Signatories were: Indian Commonwealth Relations Secretary, M. J. Desai, and Pakistan's acting Foreign Secretary, Lt.-Gen. T.G. Kharas.
The agreement signalled the successful ending of almost eight weeks of talks between the two countries. In a joint communique, India and Pakistan announced, they had reached "complete agreement" on all border disputes, and had drawn up rules to end friction on the 2,500-miles eastern border.
For years, the two sister-nations have been constantly on the brink of hostilities over shooting incidents on the border.
In future, any dispute will be resolved by negotiation. Should these fail, and impartial tribunal will be called. Under the heading "Ground Rules", only non-automatic weapons will in future be carried by border guards. A 300-yard wide no-man's-land will be created between the two countries, and area commanders will have greater discretionary powers to deal with minor problems.
The agreement involves two territorial changes. Part of the Parthia Forest will be transferred to Pakistan, and Tukergram goes to India.
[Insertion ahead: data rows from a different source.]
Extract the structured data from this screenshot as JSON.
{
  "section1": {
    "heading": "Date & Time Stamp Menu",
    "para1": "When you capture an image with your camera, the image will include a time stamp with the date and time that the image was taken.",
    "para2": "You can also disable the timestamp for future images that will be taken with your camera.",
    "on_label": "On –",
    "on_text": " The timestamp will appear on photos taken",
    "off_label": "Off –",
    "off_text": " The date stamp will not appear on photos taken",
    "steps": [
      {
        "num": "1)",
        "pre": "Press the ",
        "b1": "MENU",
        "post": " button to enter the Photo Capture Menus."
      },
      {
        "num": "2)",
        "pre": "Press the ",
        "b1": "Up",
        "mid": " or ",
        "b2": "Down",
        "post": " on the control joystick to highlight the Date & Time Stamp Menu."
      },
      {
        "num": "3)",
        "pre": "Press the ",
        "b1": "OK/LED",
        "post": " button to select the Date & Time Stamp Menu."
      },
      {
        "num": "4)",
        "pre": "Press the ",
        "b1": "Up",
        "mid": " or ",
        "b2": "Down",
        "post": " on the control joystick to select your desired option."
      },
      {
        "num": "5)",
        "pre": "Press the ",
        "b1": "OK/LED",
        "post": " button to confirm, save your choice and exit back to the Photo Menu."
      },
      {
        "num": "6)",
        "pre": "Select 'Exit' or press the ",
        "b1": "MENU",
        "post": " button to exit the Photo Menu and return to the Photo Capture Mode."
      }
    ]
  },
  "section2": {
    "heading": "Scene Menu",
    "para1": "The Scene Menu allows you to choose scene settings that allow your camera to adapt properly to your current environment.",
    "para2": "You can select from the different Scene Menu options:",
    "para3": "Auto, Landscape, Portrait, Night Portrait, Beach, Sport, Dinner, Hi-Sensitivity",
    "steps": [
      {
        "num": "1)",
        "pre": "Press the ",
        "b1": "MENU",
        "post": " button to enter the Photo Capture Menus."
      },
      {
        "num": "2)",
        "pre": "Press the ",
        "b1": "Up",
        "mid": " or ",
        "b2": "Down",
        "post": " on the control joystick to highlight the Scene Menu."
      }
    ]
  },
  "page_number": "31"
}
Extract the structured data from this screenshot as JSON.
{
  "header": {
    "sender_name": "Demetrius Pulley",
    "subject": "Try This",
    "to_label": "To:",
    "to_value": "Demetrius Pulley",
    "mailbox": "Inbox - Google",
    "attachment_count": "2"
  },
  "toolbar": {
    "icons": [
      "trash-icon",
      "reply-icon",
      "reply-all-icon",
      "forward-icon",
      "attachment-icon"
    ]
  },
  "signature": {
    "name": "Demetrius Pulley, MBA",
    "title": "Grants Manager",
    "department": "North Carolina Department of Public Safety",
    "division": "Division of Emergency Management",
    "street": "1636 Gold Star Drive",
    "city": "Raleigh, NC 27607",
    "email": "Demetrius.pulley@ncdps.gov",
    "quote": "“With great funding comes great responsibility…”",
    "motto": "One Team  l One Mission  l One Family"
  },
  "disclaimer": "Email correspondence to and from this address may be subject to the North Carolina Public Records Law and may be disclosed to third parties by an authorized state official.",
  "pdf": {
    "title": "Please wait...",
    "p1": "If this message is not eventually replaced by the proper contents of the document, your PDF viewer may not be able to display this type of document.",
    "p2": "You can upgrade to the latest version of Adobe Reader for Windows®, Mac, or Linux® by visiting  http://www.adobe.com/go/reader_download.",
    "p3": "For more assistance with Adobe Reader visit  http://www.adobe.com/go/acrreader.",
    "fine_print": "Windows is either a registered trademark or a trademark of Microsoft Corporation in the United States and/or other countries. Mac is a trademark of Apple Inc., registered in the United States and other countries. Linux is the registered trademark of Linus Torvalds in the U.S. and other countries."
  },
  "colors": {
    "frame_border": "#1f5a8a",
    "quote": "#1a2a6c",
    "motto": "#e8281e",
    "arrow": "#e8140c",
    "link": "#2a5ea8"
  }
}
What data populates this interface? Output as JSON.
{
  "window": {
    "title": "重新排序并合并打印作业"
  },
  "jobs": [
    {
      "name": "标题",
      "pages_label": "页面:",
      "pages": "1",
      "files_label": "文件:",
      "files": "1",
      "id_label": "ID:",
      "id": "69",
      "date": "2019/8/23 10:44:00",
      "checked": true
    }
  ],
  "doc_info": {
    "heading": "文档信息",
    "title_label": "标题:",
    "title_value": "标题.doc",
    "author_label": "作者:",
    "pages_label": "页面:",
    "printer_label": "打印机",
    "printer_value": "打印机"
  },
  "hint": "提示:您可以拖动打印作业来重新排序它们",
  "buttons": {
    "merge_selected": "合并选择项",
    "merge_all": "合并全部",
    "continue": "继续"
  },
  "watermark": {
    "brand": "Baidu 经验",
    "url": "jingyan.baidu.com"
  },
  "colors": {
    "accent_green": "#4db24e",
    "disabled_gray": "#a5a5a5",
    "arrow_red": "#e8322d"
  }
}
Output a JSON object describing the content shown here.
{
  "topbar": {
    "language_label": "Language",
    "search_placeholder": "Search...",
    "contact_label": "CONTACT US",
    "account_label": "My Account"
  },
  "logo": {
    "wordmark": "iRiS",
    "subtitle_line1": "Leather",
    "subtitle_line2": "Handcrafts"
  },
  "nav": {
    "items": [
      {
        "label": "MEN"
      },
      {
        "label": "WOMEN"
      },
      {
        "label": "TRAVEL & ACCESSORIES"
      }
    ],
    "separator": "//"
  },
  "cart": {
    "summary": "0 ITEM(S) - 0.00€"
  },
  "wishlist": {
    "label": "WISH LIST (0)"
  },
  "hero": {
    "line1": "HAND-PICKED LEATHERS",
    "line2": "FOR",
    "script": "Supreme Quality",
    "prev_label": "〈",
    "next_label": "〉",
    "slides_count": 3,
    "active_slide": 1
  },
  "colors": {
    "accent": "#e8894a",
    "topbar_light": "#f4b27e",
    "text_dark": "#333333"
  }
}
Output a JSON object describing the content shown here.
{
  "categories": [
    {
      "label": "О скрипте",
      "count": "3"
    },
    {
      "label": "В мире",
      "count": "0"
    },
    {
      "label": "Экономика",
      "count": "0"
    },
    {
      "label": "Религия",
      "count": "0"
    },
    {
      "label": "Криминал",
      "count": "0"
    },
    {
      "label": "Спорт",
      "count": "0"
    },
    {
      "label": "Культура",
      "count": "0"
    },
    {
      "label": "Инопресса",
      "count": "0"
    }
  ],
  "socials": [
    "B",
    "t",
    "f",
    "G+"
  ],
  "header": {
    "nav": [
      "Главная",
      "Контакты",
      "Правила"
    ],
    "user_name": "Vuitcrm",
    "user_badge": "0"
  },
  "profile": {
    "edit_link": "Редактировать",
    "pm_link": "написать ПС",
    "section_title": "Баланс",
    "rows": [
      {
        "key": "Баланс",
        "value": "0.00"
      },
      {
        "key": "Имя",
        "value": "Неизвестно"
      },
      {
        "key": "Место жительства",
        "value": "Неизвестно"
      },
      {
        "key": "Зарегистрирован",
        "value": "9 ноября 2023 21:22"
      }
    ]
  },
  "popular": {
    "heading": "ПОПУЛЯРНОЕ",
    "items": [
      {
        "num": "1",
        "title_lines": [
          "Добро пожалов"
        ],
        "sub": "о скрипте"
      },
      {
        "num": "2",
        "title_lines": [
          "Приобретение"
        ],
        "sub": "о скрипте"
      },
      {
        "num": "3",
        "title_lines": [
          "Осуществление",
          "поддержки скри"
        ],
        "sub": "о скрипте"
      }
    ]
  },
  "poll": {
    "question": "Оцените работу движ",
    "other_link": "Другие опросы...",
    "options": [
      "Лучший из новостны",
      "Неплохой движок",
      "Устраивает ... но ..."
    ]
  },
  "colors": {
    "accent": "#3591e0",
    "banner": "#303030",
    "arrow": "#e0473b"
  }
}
No population movements are envisaged - the people in these areas will come under the wings of the respective security forces.
Now that a new era of peace is to replace years of bitterness and quarrelling - India and Pakistan look forward to a similar settlement over the West Pakistan border.